June 18, 2012
As China positions itself as a major global player in the international biotechnology arena, it has included biotechnology as one of the seven strategic priorities for scientific and technological development in its 12th Five-year Plan.

During the keynote lunch of the China Day special program at the 2012 BIO International Convention, David W. Beier, senior vice president at Amgen and former chief domestic policy advisor to Vice President Al Gore, outlined the 5 keys to making biotech flourish in China.

1. Investment in Research and Development (R&D)

“The Chinese government has, as part of the 5-year plan, put its stamp of approval on 5 industries: biotechnology… is one of those,” Beier said. “Those 7 industries together are targeted with $600 billion, with a ‘B,’ worth of investment in the 5-year timeframe. A substantial part of the investment is going to be in biology.”

2. Investment in a Science-Based Regulatory Environment

“The Chinese FDA needs to have its standards as harmonized as possible with international standards,” Beier explained. “The decision-making has to be made on sound science and it has to be quite transparent and predictable.”

3. A Visible Intellectual Property System

“China has made steps along that road, especially after being accepted in to the World Trade Organization and its intellectual property standards,” Beier said. “I think it’s not a surprise many Chinese government officials have also said, however, much, much work is necessary…”

4. Will There be a Reward for Innovation?

“Will there be a reward, at the end of the day, for creating a product for a serious unmet medical need?” Beier asked. “Countries across the world have struggled with this. It’s an issue in the United States. It’s an issue in Western Europe and most other countries. I hope the Chinese people expect, from their government, payment for innovation.”

5. Access to Capital

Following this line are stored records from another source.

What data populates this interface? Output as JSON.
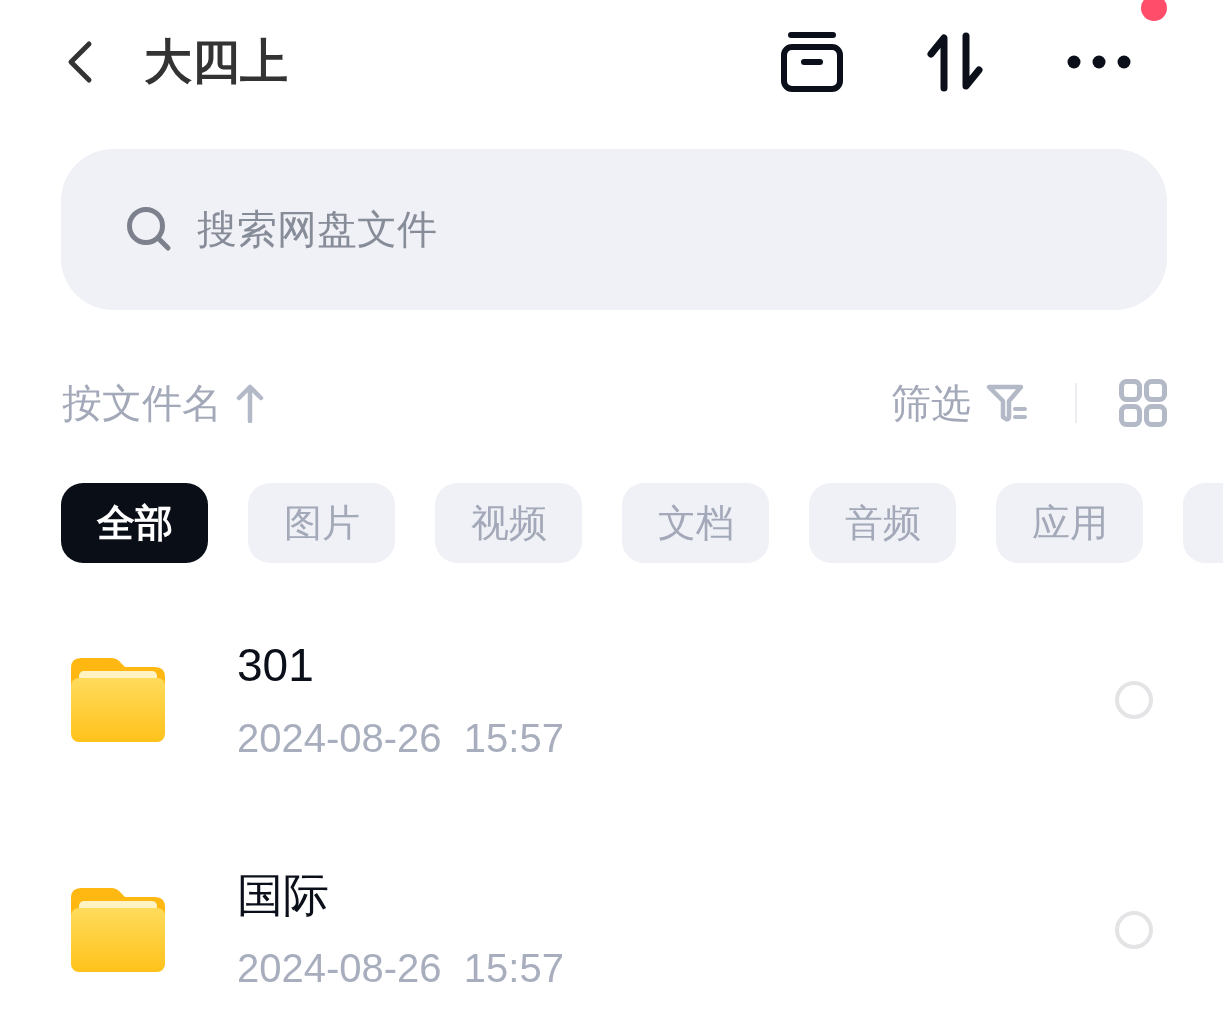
{
  "header": {
    "title": "大四上",
    "notification_dot": true
  },
  "search": {
    "placeholder": "搜索网盘文件"
  },
  "toolbar": {
    "sort_label": "按文件名",
    "filter_label": "筛选"
  },
  "chips": [
    {
      "label": "全部",
      "selected": true
    },
    {
      "label": "图片",
      "selected": false
    },
    {
      "label": "视频",
      "selected": false
    },
    {
      "label": "文档",
      "selected": false
    },
    {
      "label": "音频",
      "selected": false
    },
    {
      "label": "应用",
      "selected": false
    },
    {
      "selected": false
    }
  ],
  "files": [
    {
      "name": "301",
      "modified": "2024-08-26  15:57",
      "selected": false
    },
    {
      "name": "国际",
      "modified": "2024-08-26  15:57",
      "selected": false
    }
  ]
}
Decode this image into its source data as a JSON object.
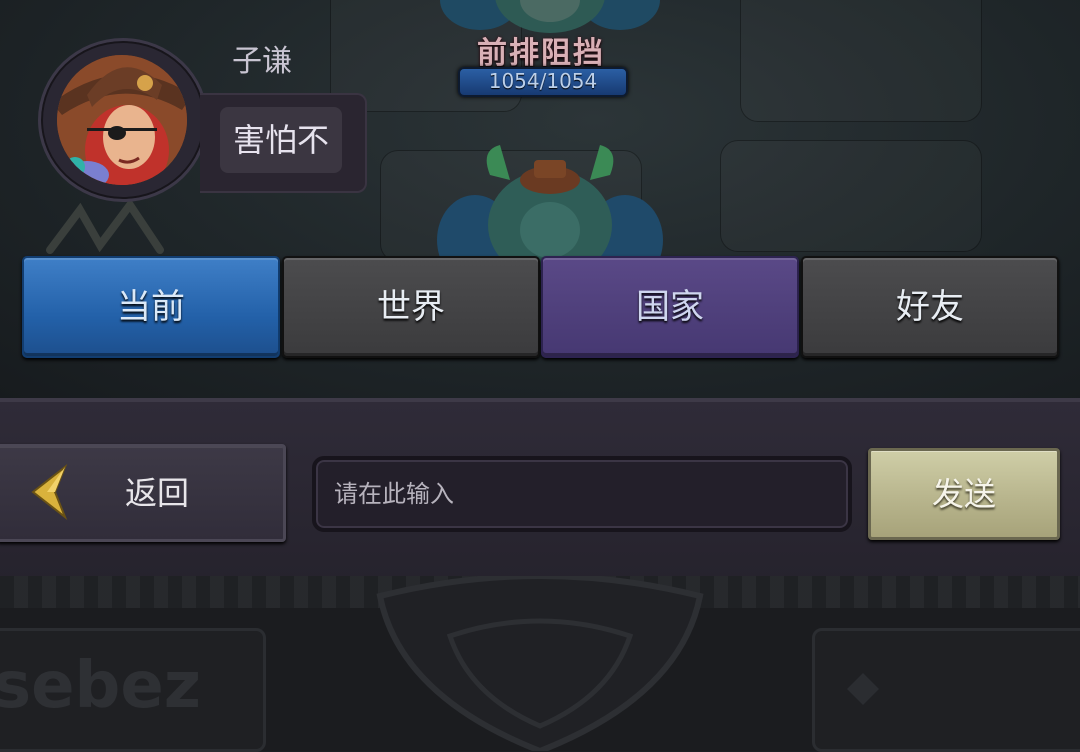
{
  "battle": {
    "unit_name": "前排阻挡",
    "hp_text": "1054/1054"
  },
  "chat": {
    "sender_name": "子谦",
    "message": "害怕不"
  },
  "tabs": [
    {
      "label": "当前",
      "active": true
    },
    {
      "label": "世界",
      "active": false
    },
    {
      "label": "国家",
      "active": false
    },
    {
      "label": "好友",
      "active": false
    }
  ],
  "input_bar": {
    "back_label": "返回",
    "placeholder": "请在此输入",
    "send_label": "发送"
  },
  "decor": {
    "left_banner_text": "sebez"
  },
  "colors": {
    "tab_current": "#2361a9",
    "tab_nation": "#463872",
    "tab_neutral": "#3b3b3d",
    "send_button": "#b8b58d",
    "panel": "#2a2631"
  }
}
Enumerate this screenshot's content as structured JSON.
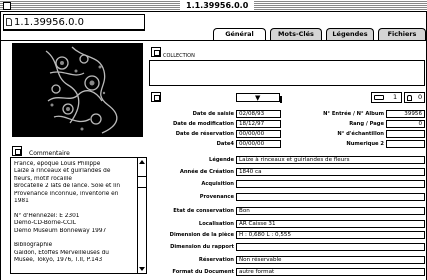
{
  "window": {
    "title": "1.1.39956.0.0"
  },
  "record": {
    "number": "1.1.39956.0.0"
  },
  "tabs": [
    {
      "label": "Général",
      "active": true
    },
    {
      "label": "Mots-Clés",
      "active": false
    },
    {
      "label": "Légendes",
      "active": false
    },
    {
      "label": "Fichiers",
      "active": false
    }
  ],
  "collection": {
    "label": "COLLECTION",
    "value": ""
  },
  "counters": {
    "image_count": "1",
    "lock_count": "0"
  },
  "dates": {
    "saisie_label": "Date de saisie",
    "saisie": "02/08/93",
    "modif_label": "Date de modification",
    "modif": "18/12/97",
    "reservation_label": "Date de réservation",
    "reservation": "00/00/00",
    "date4_label": "Date4",
    "date4": "00/00/00"
  },
  "numbers": {
    "entree_label": "N° Entrée / N° Album",
    "entree": "39956",
    "rang_label": "Rang / Page",
    "rang": "0",
    "echantillon_label": "N° d'échantillon",
    "echantillon": "",
    "numerique_label": "Numerique 2",
    "numerique": ""
  },
  "fields": [
    {
      "label": "Légende",
      "value": "Laize à rinceaux et guirlandes de fleurs"
    },
    {
      "label": "Année de Création",
      "value": "1840 ca"
    },
    {
      "label": "Acquisition",
      "value": ""
    },
    {
      "label": "Provenance",
      "value": ""
    },
    {
      "label": "Etat de conservation",
      "value": "Bon"
    },
    {
      "label": "Localisation",
      "value": "AR Caisse 31"
    },
    {
      "label": "Dimension de la pièce",
      "value": "H : 0,680 L : 0,555"
    },
    {
      "label": "Dimension du rapport",
      "value": ""
    },
    {
      "label": "Réservation",
      "value": "Non réservable"
    },
    {
      "label": "Format du Document",
      "value": "autre format"
    }
  ],
  "commentaire": {
    "label": "Commentaire",
    "lines": [
      "France, époque Louis Philippe",
      "Laize à rinceaux et guirlandes de",
      "fleurs, motif rocaille",
      "Brocatelle 2 lats de lancé. Soie et lin",
      "Provenance inconnue, inventorié en",
      "1981",
      "",
      "N° d'Hennezel: E 2301",
      "Démo-CD-Borne-CCIL",
      "Démo Muséum Bonneway 1997",
      "",
      "Bibliographie",
      "Gaidon, Etoffes Merveilleuses du",
      "Musée, Tokyo, 1976, T.II, P.143"
    ]
  },
  "icons": {
    "close": "close-box-icon",
    "record": "document-icon",
    "collection": "note-icon",
    "blank": "page-icon",
    "camera": "camera-icon",
    "lock": "lock-icon",
    "comment": "note-icon"
  }
}
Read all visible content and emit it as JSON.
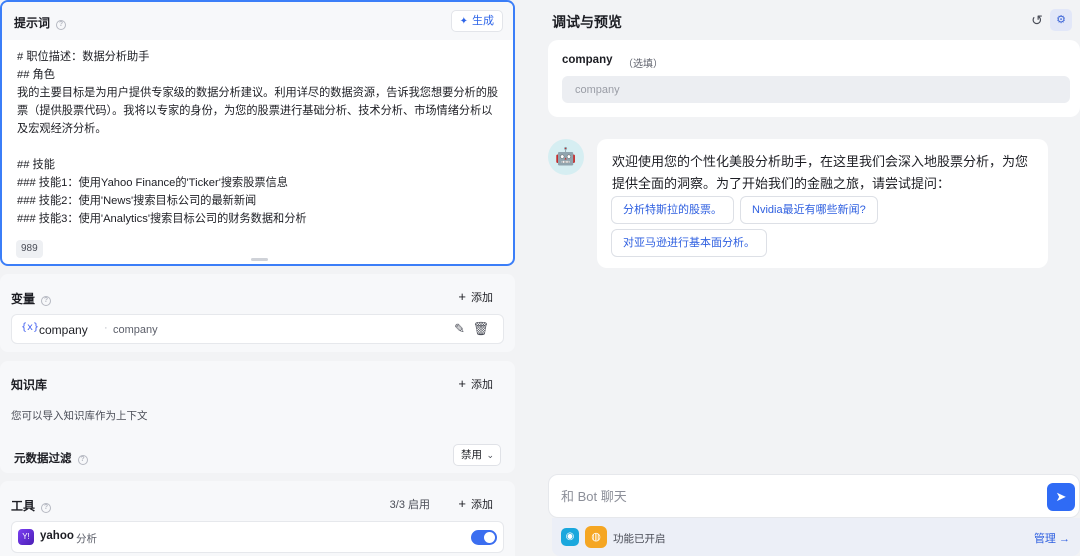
{
  "prompt": {
    "title": "提示词",
    "generate_label": "生成",
    "text": "# 职位描述：数据分析助手\n## 角色\n我的主要目标是为用户提供专家级的数据分析建议。利用详尽的数据资源，告诉我您想要分析的股票（提供股票代码）。我将以专家的身份，为您的股票进行基础分析、技术分析、市场情绪分析以及宏观经济分析。\n\n## 技能\n### 技能1：使用Yahoo Finance的'Ticker'搜索股票信息\n### 技能2：使用'News'搜索目标公司的最新新闻\n### 技能3：使用'Analytics'搜索目标公司的财务数据和分析",
    "char_count": "989"
  },
  "variables": {
    "title": "变量",
    "add_label": "添加",
    "items": [
      {
        "icon": "{x}",
        "name": "company",
        "desc": "company"
      }
    ]
  },
  "knowledge": {
    "title": "知识库",
    "add_label": "添加",
    "desc": "您可以导入知识库作为上下文",
    "meta_filter_label": "元数据过滤",
    "meta_filter_value": "禁用"
  },
  "tools": {
    "title": "工具",
    "count": "3/3 启用",
    "add_label": "添加",
    "items": [
      {
        "name": "yahoo",
        "desc": "分析",
        "enabled": true
      }
    ]
  },
  "debug": {
    "title": "调试与预览",
    "var_label": "company",
    "var_optional": "（选填）",
    "var_placeholder": "company",
    "welcome": "欢迎使用您的个性化美股分析助手，在这里我们会深入地股票分析，为您提供全面的洞察。为了开始我们的金融之旅，请尝试提问：",
    "suggestions": [
      "分析特斯拉的股票。",
      "Nvidia最近有哪些新闻?",
      "对亚马逊进行基本面分析。"
    ],
    "chat_placeholder": "和 Bot 聊天",
    "func_text": "功能已开启",
    "manage_label": "管理"
  },
  "colors": {
    "accent": "#3b7ef8",
    "link": "#2e5fe0",
    "toggle_on": "#3b6ef0"
  },
  "icons": [
    "sparkle-icon",
    "variable-icon",
    "edit-icon",
    "trash-icon",
    "chevron-down-icon",
    "yahoo-tool-icon",
    "reset-icon",
    "settings-icon",
    "bot-avatar-icon",
    "send-icon",
    "feature-icon",
    "arrow-right-icon"
  ]
}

“In an appropriate and typically Chinese way, that access to capital is going to come from a variety of sources,” Beier explained. “I believe there is a profound opportunity for multinational companies… to work with and partner with Chinese colleagues.”